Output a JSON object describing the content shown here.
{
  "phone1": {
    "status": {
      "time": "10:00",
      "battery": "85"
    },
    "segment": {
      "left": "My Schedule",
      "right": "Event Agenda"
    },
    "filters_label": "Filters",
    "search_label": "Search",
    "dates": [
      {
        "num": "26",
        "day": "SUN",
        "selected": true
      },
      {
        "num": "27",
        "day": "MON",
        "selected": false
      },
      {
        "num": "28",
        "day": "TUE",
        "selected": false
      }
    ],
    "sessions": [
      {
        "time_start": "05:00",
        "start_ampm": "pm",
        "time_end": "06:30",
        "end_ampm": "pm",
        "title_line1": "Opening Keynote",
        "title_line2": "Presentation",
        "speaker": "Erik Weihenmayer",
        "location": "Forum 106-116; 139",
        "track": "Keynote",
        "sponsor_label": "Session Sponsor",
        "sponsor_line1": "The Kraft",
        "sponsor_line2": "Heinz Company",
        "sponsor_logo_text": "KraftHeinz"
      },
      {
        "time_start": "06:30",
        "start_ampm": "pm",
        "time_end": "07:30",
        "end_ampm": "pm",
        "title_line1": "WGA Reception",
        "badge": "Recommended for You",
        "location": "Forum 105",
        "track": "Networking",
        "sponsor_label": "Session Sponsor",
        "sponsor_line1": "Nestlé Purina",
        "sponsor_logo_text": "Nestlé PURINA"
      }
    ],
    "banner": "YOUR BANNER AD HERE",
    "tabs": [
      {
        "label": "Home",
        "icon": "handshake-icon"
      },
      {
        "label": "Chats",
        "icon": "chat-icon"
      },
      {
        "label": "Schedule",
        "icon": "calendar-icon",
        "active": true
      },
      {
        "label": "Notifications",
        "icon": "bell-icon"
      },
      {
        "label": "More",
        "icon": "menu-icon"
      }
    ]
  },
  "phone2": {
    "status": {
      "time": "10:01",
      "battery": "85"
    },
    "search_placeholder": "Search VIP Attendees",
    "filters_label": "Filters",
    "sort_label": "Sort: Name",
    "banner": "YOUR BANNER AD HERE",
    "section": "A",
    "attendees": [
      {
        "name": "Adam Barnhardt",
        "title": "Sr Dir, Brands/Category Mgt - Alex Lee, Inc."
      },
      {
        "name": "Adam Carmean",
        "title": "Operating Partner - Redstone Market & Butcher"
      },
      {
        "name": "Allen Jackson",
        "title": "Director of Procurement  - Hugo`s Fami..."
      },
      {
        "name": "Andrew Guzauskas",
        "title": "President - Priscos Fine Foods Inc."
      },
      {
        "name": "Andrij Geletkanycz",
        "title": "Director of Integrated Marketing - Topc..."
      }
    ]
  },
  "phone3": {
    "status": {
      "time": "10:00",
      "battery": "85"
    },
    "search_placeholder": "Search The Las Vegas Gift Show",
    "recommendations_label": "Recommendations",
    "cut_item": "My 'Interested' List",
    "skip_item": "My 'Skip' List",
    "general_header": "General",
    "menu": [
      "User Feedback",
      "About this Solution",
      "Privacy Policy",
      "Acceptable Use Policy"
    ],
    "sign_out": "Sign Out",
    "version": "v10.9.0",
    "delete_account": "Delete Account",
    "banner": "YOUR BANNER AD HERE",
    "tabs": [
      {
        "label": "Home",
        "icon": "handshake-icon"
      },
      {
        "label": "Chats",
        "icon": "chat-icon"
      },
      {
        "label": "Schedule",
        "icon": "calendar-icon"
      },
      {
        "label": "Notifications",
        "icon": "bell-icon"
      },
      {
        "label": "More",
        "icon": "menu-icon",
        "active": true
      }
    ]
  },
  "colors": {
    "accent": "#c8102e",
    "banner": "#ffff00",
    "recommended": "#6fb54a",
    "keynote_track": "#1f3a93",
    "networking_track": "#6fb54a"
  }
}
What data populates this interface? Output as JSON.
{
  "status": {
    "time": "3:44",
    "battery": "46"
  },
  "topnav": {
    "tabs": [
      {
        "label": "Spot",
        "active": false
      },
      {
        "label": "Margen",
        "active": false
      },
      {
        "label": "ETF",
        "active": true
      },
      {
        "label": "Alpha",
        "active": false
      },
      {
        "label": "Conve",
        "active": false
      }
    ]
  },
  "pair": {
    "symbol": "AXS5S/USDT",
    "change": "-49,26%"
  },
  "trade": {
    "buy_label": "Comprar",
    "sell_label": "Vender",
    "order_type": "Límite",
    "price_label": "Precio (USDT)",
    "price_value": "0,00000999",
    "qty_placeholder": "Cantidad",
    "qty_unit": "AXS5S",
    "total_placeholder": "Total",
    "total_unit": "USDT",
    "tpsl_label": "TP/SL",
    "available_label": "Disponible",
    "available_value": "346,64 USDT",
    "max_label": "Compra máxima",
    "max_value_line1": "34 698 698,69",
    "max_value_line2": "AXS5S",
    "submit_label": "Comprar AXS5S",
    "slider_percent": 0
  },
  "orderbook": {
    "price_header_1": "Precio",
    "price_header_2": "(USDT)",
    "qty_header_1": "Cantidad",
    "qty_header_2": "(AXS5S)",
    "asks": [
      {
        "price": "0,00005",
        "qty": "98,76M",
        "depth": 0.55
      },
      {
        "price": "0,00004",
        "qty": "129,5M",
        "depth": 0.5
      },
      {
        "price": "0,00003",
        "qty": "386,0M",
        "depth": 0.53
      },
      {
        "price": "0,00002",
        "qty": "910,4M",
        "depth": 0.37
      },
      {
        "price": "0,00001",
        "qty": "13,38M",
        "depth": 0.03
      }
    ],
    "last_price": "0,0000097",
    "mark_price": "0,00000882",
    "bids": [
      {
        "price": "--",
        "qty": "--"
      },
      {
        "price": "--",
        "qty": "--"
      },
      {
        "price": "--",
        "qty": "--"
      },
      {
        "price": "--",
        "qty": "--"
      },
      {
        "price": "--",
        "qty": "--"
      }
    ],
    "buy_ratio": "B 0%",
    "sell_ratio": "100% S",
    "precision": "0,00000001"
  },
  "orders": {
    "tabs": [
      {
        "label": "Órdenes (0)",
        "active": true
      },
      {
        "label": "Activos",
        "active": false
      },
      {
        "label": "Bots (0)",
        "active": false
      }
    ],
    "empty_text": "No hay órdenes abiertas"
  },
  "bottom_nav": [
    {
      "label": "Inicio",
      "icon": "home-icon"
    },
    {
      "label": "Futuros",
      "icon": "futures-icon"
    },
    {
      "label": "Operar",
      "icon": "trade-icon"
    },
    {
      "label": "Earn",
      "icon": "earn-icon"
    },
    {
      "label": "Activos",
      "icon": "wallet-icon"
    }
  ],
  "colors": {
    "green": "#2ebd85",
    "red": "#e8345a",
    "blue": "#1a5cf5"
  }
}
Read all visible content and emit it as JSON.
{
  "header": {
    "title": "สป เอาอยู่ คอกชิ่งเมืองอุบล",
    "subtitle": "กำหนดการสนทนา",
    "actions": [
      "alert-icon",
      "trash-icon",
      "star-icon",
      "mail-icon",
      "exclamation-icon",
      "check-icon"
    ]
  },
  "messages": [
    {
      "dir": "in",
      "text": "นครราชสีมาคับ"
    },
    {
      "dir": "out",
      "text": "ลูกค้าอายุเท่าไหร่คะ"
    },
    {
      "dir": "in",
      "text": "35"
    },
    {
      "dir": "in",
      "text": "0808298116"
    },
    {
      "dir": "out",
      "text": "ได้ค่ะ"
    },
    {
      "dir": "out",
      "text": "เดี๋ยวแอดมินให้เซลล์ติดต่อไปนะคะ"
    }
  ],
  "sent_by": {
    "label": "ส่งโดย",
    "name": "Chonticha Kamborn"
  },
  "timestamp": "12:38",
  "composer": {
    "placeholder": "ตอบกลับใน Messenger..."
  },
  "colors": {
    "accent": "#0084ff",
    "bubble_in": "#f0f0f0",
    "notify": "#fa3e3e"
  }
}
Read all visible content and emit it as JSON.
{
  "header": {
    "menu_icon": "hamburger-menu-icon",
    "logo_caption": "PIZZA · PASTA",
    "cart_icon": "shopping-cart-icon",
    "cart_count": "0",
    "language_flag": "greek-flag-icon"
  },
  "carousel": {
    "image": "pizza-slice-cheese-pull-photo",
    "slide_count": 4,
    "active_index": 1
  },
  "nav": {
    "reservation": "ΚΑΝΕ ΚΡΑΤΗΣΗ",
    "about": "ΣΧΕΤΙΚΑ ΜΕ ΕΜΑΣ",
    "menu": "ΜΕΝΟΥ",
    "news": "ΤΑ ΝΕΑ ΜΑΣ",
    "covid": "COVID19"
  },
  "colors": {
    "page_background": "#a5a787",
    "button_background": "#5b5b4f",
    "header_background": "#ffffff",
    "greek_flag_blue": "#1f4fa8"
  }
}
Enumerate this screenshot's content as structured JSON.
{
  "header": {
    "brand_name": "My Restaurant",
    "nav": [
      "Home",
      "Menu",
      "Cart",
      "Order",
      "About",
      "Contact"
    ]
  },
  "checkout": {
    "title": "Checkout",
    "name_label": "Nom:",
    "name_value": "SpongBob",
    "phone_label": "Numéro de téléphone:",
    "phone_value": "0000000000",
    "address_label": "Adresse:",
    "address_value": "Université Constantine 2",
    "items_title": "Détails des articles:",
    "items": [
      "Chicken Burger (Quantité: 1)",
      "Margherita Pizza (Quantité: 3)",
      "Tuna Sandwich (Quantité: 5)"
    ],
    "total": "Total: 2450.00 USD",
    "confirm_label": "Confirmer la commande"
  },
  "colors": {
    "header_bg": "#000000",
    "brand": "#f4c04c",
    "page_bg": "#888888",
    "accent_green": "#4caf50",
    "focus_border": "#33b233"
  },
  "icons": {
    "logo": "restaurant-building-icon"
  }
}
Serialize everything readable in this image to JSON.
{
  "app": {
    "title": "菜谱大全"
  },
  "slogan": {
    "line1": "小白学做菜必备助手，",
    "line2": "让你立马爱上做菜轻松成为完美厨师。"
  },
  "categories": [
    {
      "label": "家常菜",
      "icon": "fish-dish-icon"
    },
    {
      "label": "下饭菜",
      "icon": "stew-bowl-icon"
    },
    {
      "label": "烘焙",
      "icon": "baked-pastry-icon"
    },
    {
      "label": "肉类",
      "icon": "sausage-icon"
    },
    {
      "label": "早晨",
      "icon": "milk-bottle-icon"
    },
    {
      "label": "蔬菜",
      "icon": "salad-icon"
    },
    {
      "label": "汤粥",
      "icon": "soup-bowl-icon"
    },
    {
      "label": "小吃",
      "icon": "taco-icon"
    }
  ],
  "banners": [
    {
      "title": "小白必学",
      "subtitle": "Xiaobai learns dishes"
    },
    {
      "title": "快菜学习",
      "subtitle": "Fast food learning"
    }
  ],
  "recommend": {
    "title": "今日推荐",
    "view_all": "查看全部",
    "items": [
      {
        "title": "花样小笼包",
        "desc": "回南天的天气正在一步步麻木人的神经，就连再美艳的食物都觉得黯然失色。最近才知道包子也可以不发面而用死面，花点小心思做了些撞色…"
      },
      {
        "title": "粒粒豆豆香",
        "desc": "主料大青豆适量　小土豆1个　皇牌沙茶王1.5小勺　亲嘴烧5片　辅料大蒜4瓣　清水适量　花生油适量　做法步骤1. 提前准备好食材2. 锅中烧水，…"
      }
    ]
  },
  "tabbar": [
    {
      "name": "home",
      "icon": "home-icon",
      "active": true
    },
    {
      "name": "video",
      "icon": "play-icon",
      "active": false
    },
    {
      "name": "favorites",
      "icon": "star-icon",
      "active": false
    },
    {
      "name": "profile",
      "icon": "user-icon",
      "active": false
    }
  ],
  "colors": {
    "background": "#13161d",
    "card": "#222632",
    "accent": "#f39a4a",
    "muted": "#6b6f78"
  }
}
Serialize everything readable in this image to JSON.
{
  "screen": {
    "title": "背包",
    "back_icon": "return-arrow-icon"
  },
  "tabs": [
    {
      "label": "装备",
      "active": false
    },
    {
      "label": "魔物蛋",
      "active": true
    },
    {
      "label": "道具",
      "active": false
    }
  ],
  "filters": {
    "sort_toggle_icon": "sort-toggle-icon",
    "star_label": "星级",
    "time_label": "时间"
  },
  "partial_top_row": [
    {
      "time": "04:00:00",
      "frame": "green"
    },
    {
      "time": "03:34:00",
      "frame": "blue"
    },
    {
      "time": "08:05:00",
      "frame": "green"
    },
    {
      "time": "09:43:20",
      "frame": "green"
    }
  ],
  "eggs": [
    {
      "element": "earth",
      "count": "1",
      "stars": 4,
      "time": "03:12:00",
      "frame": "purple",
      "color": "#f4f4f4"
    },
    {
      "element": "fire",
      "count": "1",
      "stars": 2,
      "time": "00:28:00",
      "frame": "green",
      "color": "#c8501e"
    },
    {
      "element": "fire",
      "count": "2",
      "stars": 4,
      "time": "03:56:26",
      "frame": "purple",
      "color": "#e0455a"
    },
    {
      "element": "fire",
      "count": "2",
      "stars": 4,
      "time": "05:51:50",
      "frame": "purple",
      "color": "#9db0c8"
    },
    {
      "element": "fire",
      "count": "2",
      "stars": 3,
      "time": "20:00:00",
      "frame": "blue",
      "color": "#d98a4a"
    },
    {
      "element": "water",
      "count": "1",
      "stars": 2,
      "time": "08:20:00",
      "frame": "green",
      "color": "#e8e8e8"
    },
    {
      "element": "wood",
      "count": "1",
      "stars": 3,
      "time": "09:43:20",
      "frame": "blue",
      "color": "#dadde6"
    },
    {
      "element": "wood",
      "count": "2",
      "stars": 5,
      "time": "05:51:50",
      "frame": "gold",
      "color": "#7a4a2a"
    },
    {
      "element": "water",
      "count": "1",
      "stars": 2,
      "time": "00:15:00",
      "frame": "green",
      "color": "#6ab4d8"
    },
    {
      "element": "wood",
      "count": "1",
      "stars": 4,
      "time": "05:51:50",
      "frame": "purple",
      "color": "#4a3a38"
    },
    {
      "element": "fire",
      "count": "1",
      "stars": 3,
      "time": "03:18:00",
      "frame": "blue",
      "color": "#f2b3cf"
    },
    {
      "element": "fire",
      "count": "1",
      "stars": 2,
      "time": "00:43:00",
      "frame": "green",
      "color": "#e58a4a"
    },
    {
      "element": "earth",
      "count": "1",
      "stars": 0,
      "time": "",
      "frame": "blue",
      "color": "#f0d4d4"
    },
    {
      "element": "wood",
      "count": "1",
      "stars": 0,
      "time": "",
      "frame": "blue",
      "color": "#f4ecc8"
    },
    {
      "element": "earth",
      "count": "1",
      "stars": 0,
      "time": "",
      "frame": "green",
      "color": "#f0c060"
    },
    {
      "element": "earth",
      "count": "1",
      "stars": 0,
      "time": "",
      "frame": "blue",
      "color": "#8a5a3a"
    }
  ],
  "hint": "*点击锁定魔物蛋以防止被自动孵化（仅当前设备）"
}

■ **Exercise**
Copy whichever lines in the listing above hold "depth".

■ **Output for this task**
        "depth": 0.55
        "depth": 0.5
        "depth": 0.53
        "depth": 0.37
        "depth": 0.03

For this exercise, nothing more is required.